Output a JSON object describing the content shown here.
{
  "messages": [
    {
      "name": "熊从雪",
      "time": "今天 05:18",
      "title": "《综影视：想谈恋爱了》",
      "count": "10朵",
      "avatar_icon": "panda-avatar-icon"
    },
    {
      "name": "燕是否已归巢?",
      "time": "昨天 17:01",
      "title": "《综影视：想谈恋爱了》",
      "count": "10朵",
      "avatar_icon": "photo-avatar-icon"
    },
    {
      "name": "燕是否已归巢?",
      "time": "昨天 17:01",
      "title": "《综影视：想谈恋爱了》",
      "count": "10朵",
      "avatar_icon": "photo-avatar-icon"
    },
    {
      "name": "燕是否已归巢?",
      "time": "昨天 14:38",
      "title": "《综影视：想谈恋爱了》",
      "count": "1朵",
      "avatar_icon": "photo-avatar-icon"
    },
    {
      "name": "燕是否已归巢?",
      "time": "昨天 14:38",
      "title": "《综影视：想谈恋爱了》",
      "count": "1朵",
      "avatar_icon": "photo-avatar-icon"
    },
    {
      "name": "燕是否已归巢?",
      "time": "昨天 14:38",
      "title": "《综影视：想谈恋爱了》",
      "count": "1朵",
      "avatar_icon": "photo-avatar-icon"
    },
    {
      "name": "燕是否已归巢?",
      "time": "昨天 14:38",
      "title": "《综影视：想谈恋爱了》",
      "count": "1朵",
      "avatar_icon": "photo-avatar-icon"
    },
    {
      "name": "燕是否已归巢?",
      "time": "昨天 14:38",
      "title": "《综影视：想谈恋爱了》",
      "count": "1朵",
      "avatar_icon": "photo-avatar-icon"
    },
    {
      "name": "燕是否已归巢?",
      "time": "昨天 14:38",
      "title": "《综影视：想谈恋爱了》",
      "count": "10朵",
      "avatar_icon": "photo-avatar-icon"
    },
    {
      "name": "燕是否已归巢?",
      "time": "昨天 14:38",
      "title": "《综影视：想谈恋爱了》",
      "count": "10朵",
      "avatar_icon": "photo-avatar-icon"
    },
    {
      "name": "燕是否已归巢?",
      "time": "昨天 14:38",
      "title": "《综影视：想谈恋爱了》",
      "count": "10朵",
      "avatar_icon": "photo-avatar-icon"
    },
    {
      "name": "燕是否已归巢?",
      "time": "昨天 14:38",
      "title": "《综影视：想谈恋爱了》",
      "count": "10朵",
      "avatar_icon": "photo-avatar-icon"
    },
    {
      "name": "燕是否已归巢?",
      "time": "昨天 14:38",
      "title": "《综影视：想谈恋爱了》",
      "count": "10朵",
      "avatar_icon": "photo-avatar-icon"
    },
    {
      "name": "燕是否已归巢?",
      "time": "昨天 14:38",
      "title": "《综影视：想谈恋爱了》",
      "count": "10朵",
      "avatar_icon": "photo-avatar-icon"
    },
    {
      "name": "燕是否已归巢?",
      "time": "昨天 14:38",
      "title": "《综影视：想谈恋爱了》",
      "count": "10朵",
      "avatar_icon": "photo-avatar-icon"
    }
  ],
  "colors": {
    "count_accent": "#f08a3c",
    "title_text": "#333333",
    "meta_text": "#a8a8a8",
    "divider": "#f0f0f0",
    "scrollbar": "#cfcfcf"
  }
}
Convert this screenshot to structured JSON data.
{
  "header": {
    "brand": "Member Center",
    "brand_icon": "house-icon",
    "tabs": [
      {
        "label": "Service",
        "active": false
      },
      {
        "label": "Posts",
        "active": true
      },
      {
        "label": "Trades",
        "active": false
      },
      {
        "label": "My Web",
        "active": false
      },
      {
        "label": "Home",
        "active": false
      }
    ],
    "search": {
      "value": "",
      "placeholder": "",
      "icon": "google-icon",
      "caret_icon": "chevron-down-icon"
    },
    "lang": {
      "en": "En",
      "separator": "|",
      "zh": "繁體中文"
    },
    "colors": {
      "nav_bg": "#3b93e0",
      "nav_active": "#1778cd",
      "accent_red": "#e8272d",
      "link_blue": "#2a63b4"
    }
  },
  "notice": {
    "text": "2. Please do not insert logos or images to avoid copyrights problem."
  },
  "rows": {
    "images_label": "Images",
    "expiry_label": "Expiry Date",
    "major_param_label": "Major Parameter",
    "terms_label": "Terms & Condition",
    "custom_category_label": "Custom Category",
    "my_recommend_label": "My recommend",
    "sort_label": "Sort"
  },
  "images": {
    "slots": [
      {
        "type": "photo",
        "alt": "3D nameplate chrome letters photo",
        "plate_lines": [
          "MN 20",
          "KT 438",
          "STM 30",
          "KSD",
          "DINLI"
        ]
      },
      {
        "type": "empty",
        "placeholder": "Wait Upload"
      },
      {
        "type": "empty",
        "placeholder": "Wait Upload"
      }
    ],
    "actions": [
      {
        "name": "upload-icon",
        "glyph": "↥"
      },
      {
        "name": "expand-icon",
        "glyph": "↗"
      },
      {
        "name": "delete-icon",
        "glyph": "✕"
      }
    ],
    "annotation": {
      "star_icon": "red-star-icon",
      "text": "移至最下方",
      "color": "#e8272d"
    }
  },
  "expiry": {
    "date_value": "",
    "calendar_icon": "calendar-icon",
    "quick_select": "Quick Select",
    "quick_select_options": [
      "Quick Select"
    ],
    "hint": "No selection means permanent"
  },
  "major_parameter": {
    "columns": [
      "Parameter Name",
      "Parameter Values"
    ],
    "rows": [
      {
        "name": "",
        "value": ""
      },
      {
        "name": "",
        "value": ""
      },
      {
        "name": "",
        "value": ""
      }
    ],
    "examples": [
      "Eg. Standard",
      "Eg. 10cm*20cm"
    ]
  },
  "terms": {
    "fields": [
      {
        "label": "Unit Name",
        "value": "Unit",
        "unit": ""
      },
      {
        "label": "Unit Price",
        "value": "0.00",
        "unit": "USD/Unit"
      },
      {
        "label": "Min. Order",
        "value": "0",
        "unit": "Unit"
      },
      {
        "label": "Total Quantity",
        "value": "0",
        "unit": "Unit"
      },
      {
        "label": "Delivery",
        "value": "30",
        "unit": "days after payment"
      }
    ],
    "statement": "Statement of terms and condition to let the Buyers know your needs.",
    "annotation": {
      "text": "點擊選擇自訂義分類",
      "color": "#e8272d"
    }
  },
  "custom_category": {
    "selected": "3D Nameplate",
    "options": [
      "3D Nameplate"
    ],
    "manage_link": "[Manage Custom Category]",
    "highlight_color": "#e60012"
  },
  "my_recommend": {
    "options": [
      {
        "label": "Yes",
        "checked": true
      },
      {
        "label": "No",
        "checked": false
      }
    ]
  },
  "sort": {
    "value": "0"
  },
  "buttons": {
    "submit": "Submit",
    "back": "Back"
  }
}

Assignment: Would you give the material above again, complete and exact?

Output:
Output a JSON object describing the content shown here.
{
  "messages": [
    {
      "name": "熊从雪",
      "time": "今天 05:18",
      "title": "《综影视：想谈恋爱了》",
      "count": "10朵",
      "avatar_icon": "panda-avatar-icon"
    },
    {
      "name": "燕是否已归巢?",
      "time": "昨天 17:01",
      "title": "《综影视：想谈恋爱了》",
      "count": "10朵",
      "avatar_icon": "photo-avatar-icon"
    },
    {
      "name": "燕是否已归巢?",
      "time": "昨天 17:01",
      "title": "《综影视：想谈恋爱了》",
      "count": "10朵",
      "avatar_icon": "photo-avatar-icon"
    },
    {
      "name": "燕是否已归巢?",
      "time": "昨天 14:38",
      "title": "《综影视：想谈恋爱了》",
      "count": "1朵",
      "avatar_icon": "photo-avatar-icon"
    },
    {
      "name": "燕是否已归巢?",
      "time": "昨天 14:38",
      "title": "《综影视：想谈恋爱了》",
      "count": "1朵",
      "avatar_icon": "photo-avatar-icon"
    },
    {
      "name": "燕是否已归巢?",
      "time": "昨天 14:38",
      "title": "《综影视：想谈恋爱了》",
      "count": "1朵",
      "avatar_icon": "photo-avatar-icon"
    },
    {
      "name": "燕是否已归巢?",
      "time": "昨天 14:38",
      "title": "《综影视：想谈恋爱了》",
      "count": "1朵",
      "avatar_icon": "photo-avatar-icon"
    },
    {
      "name": "燕是否已归巢?",
      "time": "昨天 14:38",
      "title": "《综影视：想谈恋爱了》",
      "count": "1朵",
      "avatar_icon": "photo-avatar-icon"
    },
    {
      "name": "燕是否已归巢?",
      "time": "昨天 14:38",
      "title": "《综影视：想谈恋爱了》",
      "count": "10朵",
      "avatar_icon": "photo-avatar-icon"
    },
    {
      "name": "燕是否已归巢?",
      "time": "昨天 14:38",
      "title": "《综影视：想谈恋爱了》",
      "count": "10朵",
      "avatar_icon": "photo-avatar-icon"
    },
    {
      "name": "燕是否已归巢?",
      "time": "昨天 14:38",
      "title": "《综影视：想谈恋爱了》",
      "count": "10朵",
      "avatar_icon": "photo-avatar-icon"
    },
    {
      "name": "燕是否已归巢?",
      "time": "昨天 14:38",
      "title": "《综影视：想谈恋爱了》",
      "count": "10朵",
      "avatar_icon": "photo-avatar-icon"
    },
    {
      "name": "燕是否已归巢?",
      "time": "昨天 14:38",
      "title": "《综影视：想谈恋爱了》",
      "count": "10朵",
      "avatar_icon": "photo-avatar-icon"
    },
    {
      "name": "燕是否已归巢?",
      "time": "昨天 14:38",
      "title": "《综影视：想谈恋爱了》",
      "count": "10朵",
      "avatar_icon": "photo-avatar-icon"
    },
    {
      "name": "燕是否已归巢?",
      "time": "昨天 14:38",
      "title": "《综影视：想谈恋爱了》",
      "count": "10朵",
      "avatar_icon": "photo-avatar-icon"
    }
  ],
  "colors": {
    "count_accent": "#f08a3c",
    "title_text": "#333333",
    "meta_text": "#a8a8a8",
    "divider": "#f0f0f0",
    "scrollbar": "#cfcfcf"
  }
}
Convert this screenshot to structured JSON data.
{
  "header": {
    "brand": "Member Center",
    "brand_icon": "house-icon",
    "tabs": [
      {
        "label": "Service",
        "active": false
      },
      {
        "label": "Posts",
        "active": true
      },
      {
        "label": "Trades",
        "active": false
      },
      {
        "label": "My Web",
        "active": false
      },
      {
        "label": "Home",
        "active": false
      }
    ],
    "search": {
      "value": "",
      "placeholder": "",
      "icon": "google-icon",
      "caret_icon": "chevron-down-icon"
    },
    "lang": {
      "en": "En",
      "separator": "|",
      "zh": "繁體中文"
    },
    "colors": {
      "nav_bg": "#3b93e0",
      "nav_active": "#1778cd",
      "accent_red": "#e8272d",
      "link_blue": "#2a63b4"
    }
  },
  "notice": {
    "text": "2. Please do not insert logos or images to avoid copyrights problem."
  },
  "rows": {
    "images_label": "Images",
    "expiry_label": "Expiry Date",
    "major_param_label": "Major Parameter",
    "terms_label": "Terms & Condition",
    "custom_category_label": "Custom Category",
    "my_recommend_label": "My recommend",
    "sort_label": "Sort"
  },
  "images": {
    "slots": [
      {
        "type": "photo",
        "alt": "3D nameplate chrome letters photo",
        "plate_lines": [
          "MN 20",
          "KT 438",
          "STM 30",
          "KSD",
          "DINLI"
        ]
      },
      {
        "type": "empty",
        "placeholder": "Wait Upload"
      },
      {
        "type": "empty",
        "placeholder": "Wait Upload"
      }
    ],
    "actions": [
      {
        "name": "upload-icon",
        "glyph": "↥"
      },
      {
        "name": "expand-icon",
        "glyph": "↗"
      },
      {
        "name": "delete-icon",
        "glyph": "✕"
      }
    ],
    "annotation": {
      "star_icon": "red-star-icon",
      "text": "移至最下方",
      "color": "#e8272d"
    }
  },
  "expiry": {
    "date_value": "",
    "calendar_icon": "calendar-icon",
    "quick_select": "Quick Select",
    "quick_select_options": [
      "Quick Select"
    ],
    "hint": "No selection means permanent"
  },
  "major_parameter": {
    "columns": [
      "Parameter Name",
      "Parameter Values"
    ],
    "rows": [
      {
        "name": "",
        "value": ""
      },
      {
        "name": "",
        "value": ""
      },
      {
        "name": "",
        "value": ""
      }
    ],
    "examples": [
      "Eg. Standard",
      "Eg. 10cm*20cm"
    ]
  },
  "terms": {
    "fields": [
      {
        "label": "Unit Name",
        "value": "Unit",
        "unit": ""
      },
      {
        "label": "Unit Price",
        "value": "0.00",
        "unit": "USD/Unit"
      },
      {
        "label": "Min. Order",
        "value": "0",
        "unit": "Unit"
      },
      {
        "label": "Total Quantity",
        "value": "0",
        "unit": "Unit"
      },
      {
        "label": "Delivery",
        "value": "30",
        "unit": "days after payment"
      }
    ],
    "statement": "Statement of terms and condition to let the Buyers know your needs.",
    "annotation": {
      "text": "點擊選擇自訂義分類",
      "color": "#e8272d"
    }
  },
  "custom_category": {
    "selected": "3D Nameplate",
    "options": [
      "3D Nameplate"
    ],
    "manage_link": "[Manage Custom Category]",
    "highlight_color": "#e60012"
  },
  "my_recommend": {
    "options": [
      {
        "label": "Yes",
        "checked": true
      },
      {
        "label": "No",
        "checked": false
      }
    ]
  },
  "sort": {
    "value": "0"
  },
  "buttons": {
    "submit": "Submit",
    "back": "Back"
  }
}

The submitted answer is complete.